The lines wanted are those in the data below that include "JSON".

--- START ---

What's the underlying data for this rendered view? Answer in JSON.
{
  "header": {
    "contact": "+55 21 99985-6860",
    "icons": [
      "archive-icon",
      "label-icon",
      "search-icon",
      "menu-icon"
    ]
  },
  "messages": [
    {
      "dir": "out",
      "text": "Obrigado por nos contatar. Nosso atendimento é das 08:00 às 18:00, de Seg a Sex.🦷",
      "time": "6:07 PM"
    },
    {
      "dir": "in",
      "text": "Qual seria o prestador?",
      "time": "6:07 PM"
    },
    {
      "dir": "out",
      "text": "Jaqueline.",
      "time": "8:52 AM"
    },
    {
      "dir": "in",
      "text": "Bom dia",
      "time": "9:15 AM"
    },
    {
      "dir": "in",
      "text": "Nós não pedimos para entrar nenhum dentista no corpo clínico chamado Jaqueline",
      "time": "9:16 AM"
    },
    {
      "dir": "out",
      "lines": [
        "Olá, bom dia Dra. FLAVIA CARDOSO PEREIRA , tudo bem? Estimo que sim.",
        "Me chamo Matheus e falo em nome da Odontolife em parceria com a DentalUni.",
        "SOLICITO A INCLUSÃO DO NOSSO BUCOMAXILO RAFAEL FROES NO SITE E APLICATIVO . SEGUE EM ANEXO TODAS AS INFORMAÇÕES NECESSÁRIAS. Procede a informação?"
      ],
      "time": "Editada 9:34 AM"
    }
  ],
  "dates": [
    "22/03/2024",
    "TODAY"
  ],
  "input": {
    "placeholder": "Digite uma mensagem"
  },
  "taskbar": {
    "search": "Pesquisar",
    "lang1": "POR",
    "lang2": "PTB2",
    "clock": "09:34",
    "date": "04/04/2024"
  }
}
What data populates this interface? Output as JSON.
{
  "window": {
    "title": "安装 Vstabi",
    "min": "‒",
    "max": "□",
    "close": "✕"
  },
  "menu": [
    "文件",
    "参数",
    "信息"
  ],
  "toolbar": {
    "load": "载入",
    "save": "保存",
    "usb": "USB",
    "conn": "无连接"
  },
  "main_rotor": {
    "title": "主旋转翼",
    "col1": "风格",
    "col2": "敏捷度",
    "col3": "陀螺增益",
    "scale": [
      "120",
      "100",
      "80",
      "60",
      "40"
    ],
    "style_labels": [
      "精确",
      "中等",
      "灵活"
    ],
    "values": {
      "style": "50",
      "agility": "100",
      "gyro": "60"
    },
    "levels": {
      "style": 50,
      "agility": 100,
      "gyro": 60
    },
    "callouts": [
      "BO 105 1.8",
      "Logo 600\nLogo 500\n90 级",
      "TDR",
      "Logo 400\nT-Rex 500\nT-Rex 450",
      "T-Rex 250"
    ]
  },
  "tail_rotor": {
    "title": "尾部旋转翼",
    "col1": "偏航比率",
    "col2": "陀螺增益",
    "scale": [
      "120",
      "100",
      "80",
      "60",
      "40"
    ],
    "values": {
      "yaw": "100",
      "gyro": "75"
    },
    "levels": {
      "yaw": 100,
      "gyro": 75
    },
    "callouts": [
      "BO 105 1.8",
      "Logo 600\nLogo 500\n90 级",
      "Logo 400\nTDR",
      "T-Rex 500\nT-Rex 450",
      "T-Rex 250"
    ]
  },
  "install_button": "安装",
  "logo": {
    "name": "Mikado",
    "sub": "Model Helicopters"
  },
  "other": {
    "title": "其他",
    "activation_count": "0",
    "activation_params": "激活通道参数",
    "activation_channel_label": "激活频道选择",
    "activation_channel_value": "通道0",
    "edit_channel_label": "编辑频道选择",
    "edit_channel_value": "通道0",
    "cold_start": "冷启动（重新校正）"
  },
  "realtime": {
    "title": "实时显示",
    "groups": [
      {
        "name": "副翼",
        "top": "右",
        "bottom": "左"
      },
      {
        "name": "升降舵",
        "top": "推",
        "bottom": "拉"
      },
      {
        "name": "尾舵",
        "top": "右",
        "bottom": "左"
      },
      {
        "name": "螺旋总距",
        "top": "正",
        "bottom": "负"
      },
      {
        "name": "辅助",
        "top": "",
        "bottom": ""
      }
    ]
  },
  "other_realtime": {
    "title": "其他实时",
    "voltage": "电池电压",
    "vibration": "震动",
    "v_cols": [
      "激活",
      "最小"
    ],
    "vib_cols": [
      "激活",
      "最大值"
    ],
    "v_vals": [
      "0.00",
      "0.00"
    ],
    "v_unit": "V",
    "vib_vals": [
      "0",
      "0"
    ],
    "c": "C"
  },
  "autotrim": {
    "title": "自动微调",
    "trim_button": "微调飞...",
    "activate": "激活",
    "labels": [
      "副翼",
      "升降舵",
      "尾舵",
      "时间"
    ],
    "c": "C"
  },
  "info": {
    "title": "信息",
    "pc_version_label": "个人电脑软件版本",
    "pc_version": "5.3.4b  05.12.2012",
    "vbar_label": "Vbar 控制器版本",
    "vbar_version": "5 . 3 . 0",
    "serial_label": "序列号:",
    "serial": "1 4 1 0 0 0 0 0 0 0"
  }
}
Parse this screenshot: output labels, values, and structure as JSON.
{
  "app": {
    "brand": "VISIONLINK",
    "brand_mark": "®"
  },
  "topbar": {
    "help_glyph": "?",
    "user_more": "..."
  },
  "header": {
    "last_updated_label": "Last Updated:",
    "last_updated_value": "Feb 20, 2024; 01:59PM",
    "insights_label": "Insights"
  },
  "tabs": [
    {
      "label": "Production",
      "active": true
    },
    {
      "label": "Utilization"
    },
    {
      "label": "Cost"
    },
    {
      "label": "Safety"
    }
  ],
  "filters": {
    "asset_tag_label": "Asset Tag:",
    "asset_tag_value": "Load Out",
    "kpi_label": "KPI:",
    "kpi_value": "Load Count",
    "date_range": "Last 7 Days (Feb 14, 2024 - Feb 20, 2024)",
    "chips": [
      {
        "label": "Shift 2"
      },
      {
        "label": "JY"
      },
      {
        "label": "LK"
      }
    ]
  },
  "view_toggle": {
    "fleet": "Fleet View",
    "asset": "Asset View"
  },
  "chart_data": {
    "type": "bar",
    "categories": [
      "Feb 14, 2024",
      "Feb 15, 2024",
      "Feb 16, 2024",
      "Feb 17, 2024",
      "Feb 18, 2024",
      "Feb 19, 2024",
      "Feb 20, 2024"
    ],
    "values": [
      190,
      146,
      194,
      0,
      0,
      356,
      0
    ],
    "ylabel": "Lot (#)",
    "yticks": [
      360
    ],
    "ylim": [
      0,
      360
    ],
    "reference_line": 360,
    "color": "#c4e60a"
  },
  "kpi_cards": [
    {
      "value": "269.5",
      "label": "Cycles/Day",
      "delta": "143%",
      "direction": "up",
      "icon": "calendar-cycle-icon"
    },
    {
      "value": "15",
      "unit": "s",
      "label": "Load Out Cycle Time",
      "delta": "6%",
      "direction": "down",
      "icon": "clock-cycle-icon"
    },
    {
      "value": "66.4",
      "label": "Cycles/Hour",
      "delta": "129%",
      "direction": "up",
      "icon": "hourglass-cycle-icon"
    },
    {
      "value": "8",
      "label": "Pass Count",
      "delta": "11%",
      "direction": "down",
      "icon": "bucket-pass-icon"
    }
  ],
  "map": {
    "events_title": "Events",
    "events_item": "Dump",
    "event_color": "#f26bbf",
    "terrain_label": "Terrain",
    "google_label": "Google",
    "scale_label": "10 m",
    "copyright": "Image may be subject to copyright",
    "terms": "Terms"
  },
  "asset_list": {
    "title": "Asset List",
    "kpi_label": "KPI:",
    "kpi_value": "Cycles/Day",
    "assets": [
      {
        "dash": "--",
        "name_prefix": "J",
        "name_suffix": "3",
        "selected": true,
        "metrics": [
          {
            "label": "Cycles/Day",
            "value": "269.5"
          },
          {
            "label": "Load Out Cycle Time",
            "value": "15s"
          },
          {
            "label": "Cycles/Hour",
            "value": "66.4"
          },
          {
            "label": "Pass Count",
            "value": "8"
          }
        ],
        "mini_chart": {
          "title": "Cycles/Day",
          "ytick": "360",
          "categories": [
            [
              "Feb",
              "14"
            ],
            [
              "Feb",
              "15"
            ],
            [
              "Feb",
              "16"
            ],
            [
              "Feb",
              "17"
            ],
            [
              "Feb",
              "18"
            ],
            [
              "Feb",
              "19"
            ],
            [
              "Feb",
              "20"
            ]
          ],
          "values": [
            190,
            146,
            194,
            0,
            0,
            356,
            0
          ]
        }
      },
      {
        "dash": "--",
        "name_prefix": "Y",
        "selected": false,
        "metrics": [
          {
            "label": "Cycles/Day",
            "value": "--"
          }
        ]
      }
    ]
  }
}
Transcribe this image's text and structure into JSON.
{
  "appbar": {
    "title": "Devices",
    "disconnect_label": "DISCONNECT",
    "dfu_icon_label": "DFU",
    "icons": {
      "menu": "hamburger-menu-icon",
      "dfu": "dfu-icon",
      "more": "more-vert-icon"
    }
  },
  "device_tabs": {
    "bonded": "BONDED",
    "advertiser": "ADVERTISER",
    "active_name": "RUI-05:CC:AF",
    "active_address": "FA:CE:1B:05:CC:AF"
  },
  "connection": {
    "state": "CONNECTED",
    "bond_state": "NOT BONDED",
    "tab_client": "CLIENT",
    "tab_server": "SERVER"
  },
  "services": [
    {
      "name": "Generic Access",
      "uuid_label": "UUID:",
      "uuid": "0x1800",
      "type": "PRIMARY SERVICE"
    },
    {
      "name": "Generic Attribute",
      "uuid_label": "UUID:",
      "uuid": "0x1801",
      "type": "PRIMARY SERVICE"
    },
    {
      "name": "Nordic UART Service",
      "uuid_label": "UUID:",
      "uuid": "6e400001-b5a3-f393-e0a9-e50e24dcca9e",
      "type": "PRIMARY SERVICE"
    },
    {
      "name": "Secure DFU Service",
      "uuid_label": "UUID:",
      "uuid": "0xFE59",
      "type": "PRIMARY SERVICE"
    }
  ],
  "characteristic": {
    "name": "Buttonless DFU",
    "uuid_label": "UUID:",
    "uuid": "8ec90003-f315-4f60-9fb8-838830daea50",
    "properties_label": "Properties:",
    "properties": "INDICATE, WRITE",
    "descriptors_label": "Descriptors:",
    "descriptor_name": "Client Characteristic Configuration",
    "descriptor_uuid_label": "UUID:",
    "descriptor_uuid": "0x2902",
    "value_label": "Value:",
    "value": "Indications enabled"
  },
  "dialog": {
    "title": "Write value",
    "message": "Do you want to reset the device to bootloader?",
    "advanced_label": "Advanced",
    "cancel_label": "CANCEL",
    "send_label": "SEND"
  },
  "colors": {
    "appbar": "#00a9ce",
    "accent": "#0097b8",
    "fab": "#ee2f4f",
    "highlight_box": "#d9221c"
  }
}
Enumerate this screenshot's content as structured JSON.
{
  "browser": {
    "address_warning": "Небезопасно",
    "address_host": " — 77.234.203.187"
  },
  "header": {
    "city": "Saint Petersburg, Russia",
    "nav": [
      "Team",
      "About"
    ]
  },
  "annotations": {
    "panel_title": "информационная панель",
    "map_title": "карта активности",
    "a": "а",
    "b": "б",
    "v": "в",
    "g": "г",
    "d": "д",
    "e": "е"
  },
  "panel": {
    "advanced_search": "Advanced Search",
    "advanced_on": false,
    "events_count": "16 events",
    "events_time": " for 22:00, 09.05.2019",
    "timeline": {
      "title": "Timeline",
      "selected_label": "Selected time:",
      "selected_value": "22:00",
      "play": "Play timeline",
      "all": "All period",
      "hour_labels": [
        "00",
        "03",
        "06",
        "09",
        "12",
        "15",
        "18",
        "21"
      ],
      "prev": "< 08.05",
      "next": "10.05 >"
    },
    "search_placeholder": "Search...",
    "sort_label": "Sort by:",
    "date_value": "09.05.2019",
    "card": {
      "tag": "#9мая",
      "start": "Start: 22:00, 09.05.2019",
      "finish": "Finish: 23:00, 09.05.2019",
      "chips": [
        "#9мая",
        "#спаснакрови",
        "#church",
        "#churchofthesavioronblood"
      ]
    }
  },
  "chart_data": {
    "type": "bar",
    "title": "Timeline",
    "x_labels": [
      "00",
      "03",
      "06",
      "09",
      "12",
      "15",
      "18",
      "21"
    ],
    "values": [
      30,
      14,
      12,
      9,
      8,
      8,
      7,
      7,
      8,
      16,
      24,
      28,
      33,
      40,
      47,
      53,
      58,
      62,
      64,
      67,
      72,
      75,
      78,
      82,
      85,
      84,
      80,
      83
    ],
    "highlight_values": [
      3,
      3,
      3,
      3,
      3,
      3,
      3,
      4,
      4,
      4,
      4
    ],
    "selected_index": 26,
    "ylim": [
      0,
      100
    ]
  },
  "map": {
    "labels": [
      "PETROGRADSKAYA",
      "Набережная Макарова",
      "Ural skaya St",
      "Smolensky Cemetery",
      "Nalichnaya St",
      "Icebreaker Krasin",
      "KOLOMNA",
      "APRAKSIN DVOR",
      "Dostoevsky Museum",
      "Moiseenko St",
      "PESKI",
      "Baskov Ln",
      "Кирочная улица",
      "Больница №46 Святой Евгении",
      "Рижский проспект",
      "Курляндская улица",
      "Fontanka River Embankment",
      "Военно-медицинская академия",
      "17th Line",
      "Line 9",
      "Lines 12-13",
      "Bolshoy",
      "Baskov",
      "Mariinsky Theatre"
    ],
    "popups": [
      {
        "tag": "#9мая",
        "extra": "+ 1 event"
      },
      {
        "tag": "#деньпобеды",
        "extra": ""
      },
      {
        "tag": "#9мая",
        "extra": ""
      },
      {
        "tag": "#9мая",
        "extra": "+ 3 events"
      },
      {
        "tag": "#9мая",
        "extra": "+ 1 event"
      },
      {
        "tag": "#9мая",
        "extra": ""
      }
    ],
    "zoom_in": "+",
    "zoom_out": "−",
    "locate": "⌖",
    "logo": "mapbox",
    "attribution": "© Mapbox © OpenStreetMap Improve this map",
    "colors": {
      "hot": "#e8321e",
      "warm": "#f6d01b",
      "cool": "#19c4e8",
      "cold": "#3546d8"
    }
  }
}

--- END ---

REPLY:
What's the underlying data for this rendered view? Answer in JSON.
What data populates this interface? Output as JSON.
Parse this screenshot: output labels, values, and structure as JSON.
Transcribe this image's text and structure into JSON.
Enumerate this screenshot's content as structured JSON.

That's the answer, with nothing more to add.